Remember, the character of the roles changes with the rhythms of the business. An example would be the perfect backend engineer role when the business serviced 20 customers may fit the bill for an SRE engineer now that the business serves 100 customers.

What strengths are needed for each position?

I used to believe all humans are equal in ability and temperament, all that matters is the effort put into the work. I have come to learn from experience this is not true.

Each person comes equipped with a natural set of strengths and weaknesses.

There is no point in trying to mold a naturally creative but otherwise disorganized person as your coordinator. Likewise, it would be foolish to strap your “by the rules kind of gal” into a position requiring constant adaptation.

Now, this is not to say weaknesses can’t be overcome, of course, they can, the challenge is even if they are, what you end up with is at best an average performer.

The point here is not to eliminate glaring weaknesses, even the most charming salesperson is to be relieved of his role if he repeatedly shows up to important meetings inebriated.

What are behaviors to look out for?

In time, I have come to realize people judge themselves by their intentions and not by their actions.
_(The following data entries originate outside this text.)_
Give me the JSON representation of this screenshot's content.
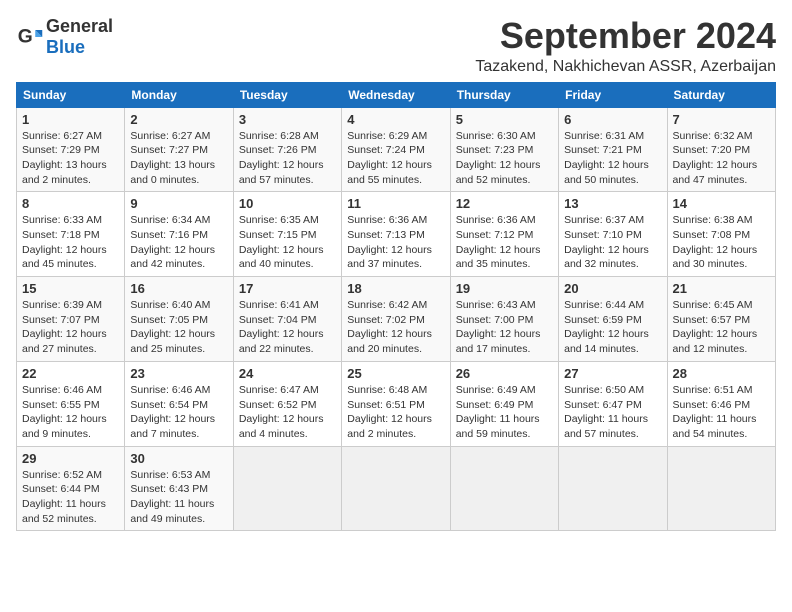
{
  "logo": {
    "general": "General",
    "blue": "Blue"
  },
  "header": {
    "month": "September 2024",
    "location": "Tazakend, Nakhichevan ASSR, Azerbaijan"
  },
  "weekdays": [
    "Sunday",
    "Monday",
    "Tuesday",
    "Wednesday",
    "Thursday",
    "Friday",
    "Saturday"
  ],
  "weeks": [
    [
      {
        "day": "1",
        "info": "Sunrise: 6:27 AM\nSunset: 7:29 PM\nDaylight: 13 hours\nand 2 minutes."
      },
      {
        "day": "2",
        "info": "Sunrise: 6:27 AM\nSunset: 7:27 PM\nDaylight: 13 hours\nand 0 minutes."
      },
      {
        "day": "3",
        "info": "Sunrise: 6:28 AM\nSunset: 7:26 PM\nDaylight: 12 hours\nand 57 minutes."
      },
      {
        "day": "4",
        "info": "Sunrise: 6:29 AM\nSunset: 7:24 PM\nDaylight: 12 hours\nand 55 minutes."
      },
      {
        "day": "5",
        "info": "Sunrise: 6:30 AM\nSunset: 7:23 PM\nDaylight: 12 hours\nand 52 minutes."
      },
      {
        "day": "6",
        "info": "Sunrise: 6:31 AM\nSunset: 7:21 PM\nDaylight: 12 hours\nand 50 minutes."
      },
      {
        "day": "7",
        "info": "Sunrise: 6:32 AM\nSunset: 7:20 PM\nDaylight: 12 hours\nand 47 minutes."
      }
    ],
    [
      {
        "day": "8",
        "info": "Sunrise: 6:33 AM\nSunset: 7:18 PM\nDaylight: 12 hours\nand 45 minutes."
      },
      {
        "day": "9",
        "info": "Sunrise: 6:34 AM\nSunset: 7:16 PM\nDaylight: 12 hours\nand 42 minutes."
      },
      {
        "day": "10",
        "info": "Sunrise: 6:35 AM\nSunset: 7:15 PM\nDaylight: 12 hours\nand 40 minutes."
      },
      {
        "day": "11",
        "info": "Sunrise: 6:36 AM\nSunset: 7:13 PM\nDaylight: 12 hours\nand 37 minutes."
      },
      {
        "day": "12",
        "info": "Sunrise: 6:36 AM\nSunset: 7:12 PM\nDaylight: 12 hours\nand 35 minutes."
      },
      {
        "day": "13",
        "info": "Sunrise: 6:37 AM\nSunset: 7:10 PM\nDaylight: 12 hours\nand 32 minutes."
      },
      {
        "day": "14",
        "info": "Sunrise: 6:38 AM\nSunset: 7:08 PM\nDaylight: 12 hours\nand 30 minutes."
      }
    ],
    [
      {
        "day": "15",
        "info": "Sunrise: 6:39 AM\nSunset: 7:07 PM\nDaylight: 12 hours\nand 27 minutes."
      },
      {
        "day": "16",
        "info": "Sunrise: 6:40 AM\nSunset: 7:05 PM\nDaylight: 12 hours\nand 25 minutes."
      },
      {
        "day": "17",
        "info": "Sunrise: 6:41 AM\nSunset: 7:04 PM\nDaylight: 12 hours\nand 22 minutes."
      },
      {
        "day": "18",
        "info": "Sunrise: 6:42 AM\nSunset: 7:02 PM\nDaylight: 12 hours\nand 20 minutes."
      },
      {
        "day": "19",
        "info": "Sunrise: 6:43 AM\nSunset: 7:00 PM\nDaylight: 12 hours\nand 17 minutes."
      },
      {
        "day": "20",
        "info": "Sunrise: 6:44 AM\nSunset: 6:59 PM\nDaylight: 12 hours\nand 14 minutes."
      },
      {
        "day": "21",
        "info": "Sunrise: 6:45 AM\nSunset: 6:57 PM\nDaylight: 12 hours\nand 12 minutes."
      }
    ],
    [
      {
        "day": "22",
        "info": "Sunrise: 6:46 AM\nSunset: 6:55 PM\nDaylight: 12 hours\nand 9 minutes."
      },
      {
        "day": "23",
        "info": "Sunrise: 6:46 AM\nSunset: 6:54 PM\nDaylight: 12 hours\nand 7 minutes."
      },
      {
        "day": "24",
        "info": "Sunrise: 6:47 AM\nSunset: 6:52 PM\nDaylight: 12 hours\nand 4 minutes."
      },
      {
        "day": "25",
        "info": "Sunrise: 6:48 AM\nSunset: 6:51 PM\nDaylight: 12 hours\nand 2 minutes."
      },
      {
        "day": "26",
        "info": "Sunrise: 6:49 AM\nSunset: 6:49 PM\nDaylight: 11 hours\nand 59 minutes."
      },
      {
        "day": "27",
        "info": "Sunrise: 6:50 AM\nSunset: 6:47 PM\nDaylight: 11 hours\nand 57 minutes."
      },
      {
        "day": "28",
        "info": "Sunrise: 6:51 AM\nSunset: 6:46 PM\nDaylight: 11 hours\nand 54 minutes."
      }
    ],
    [
      {
        "day": "29",
        "info": "Sunrise: 6:52 AM\nSunset: 6:44 PM\nDaylight: 11 hours\nand 52 minutes."
      },
      {
        "day": "30",
        "info": "Sunrise: 6:53 AM\nSunset: 6:43 PM\nDaylight: 11 hours\nand 49 minutes."
      },
      {
        "day": "",
        "info": ""
      },
      {
        "day": "",
        "info": ""
      },
      {
        "day": "",
        "info": ""
      },
      {
        "day": "",
        "info": ""
      },
      {
        "day": "",
        "info": ""
      }
    ]
  ]
}
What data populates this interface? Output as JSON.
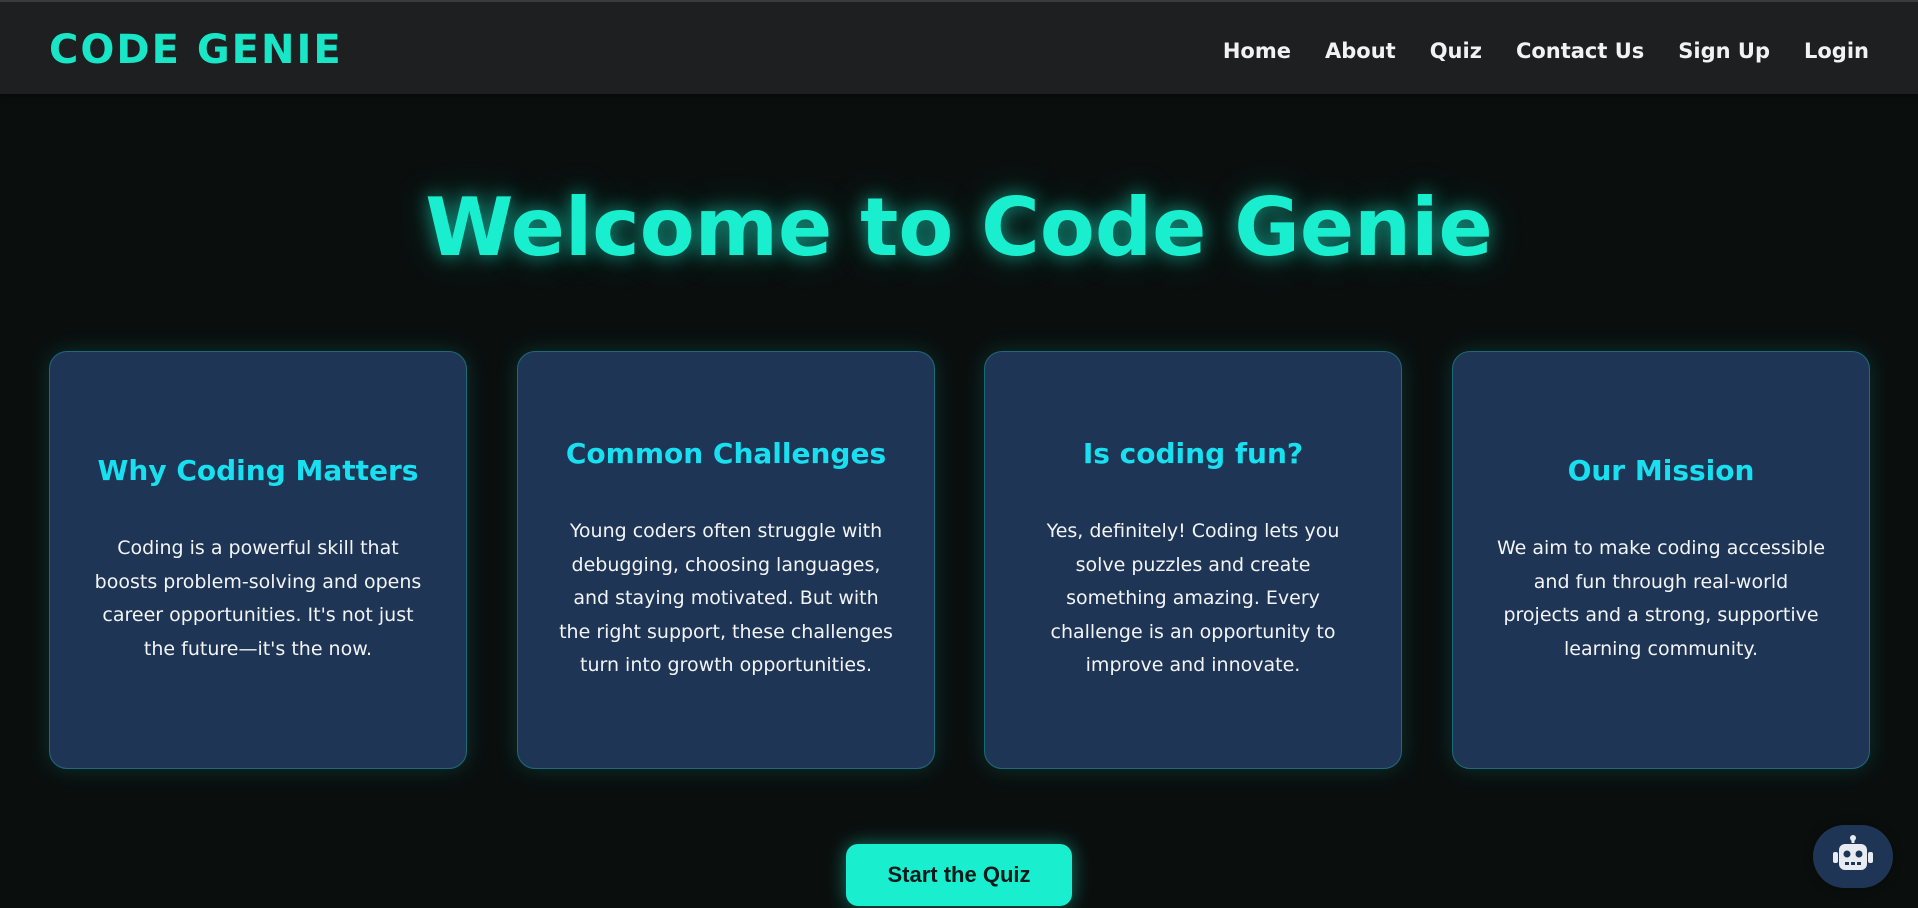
{
  "brand": "CODE GENIE",
  "nav": {
    "home": "Home",
    "about": "About",
    "quiz": "Quiz",
    "contact": "Contact Us",
    "signup": "Sign Up",
    "login": "Login"
  },
  "hero": {
    "title": "Welcome to Code Genie"
  },
  "cards": [
    {
      "title": "Why Coding Matters",
      "text": "Coding is a powerful skill that boosts problem-solving and opens career opportunities. It's not just the future—it's the now."
    },
    {
      "title": "Common Challenges",
      "text": "Young coders often struggle with debugging, choosing languages, and staying motivated. But with the right support, these challenges turn into growth opportunities."
    },
    {
      "title": "Is coding fun?",
      "text": "Yes, definitely! Coding lets you solve puzzles and create something amazing. Every challenge is an opportunity to improve and innovate."
    },
    {
      "title": "Our Mission",
      "text": "We aim to make coding accessible and fun through real-world projects and a strong, supportive learning community."
    }
  ],
  "cta": {
    "label": "Start the Quiz"
  },
  "chatbot": {
    "icon": "robot-icon"
  },
  "colors": {
    "accent": "#19efcf",
    "card_bg": "#1f3556",
    "card_title": "#18e0f0",
    "page_bg": "#0a0f0e",
    "navbar_bg": "#1e1f21"
  }
}
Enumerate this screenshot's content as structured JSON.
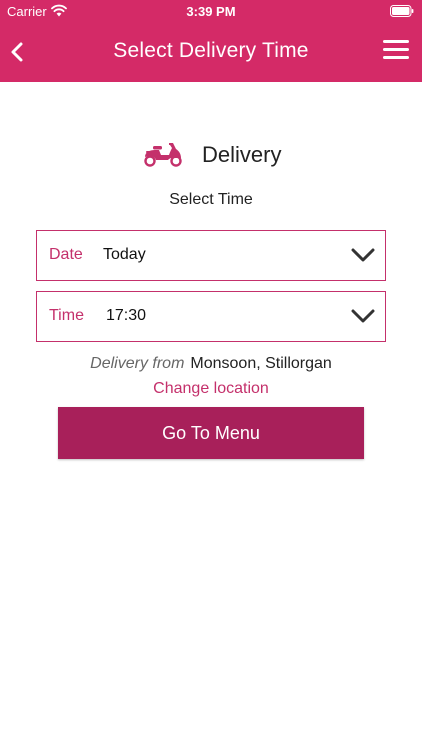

This would be ok if intentions and actions match, but you must have come across individuals who consistently act against their self-interest in ways which dumbfound even themselves.

What is the implication of this odd fact as you make hiring decisions?

You must focus on behaviors and not on statements of intent. You must teach yourself to drill into the details. If an interviewee says I taught myself python, ask what projects they have actually done in this project, then ask to see the codebase. If you have the time, see the commit history!

When defining the role, think deeply about what behaviors they will need to exhibit in order to be successful in this role. This can help you and other hiring managers ask the right questions.

For example, I hold people who have self-taught in high regard. There is something special about someone who after all the stress of their day jobs still manages to get home and finish a course not directly related to their current job. This is a behavior, not an intent.

Now that they have joined, what next?

I am not one easily accused of micromanagement. I believe each team member should be able to set their own working style and priorities as long as they align with the business goals.

The problem is if a new hire or recently promoted staffer has no idea what the role involves. In this case, some guidance is needed.

This is because a person’s performance depends on both their ability and experience on the job. So a person who has great ability but no idea what the job is all about will likely fail. A person with low ability should likely not be in your team at all.

Personally, I use OKRs (Objectives and Key results). Together, we brainstorm on 5-10 objectives for the next quarter, I give them a week to think about it, we then whittle down the list to the top 3 and attach some measurable results to tell us if they met the objectives.

How do you make staffing decisions? Talk to me in the comment section below, my Linked in chenchajacob  or my twitter @jchex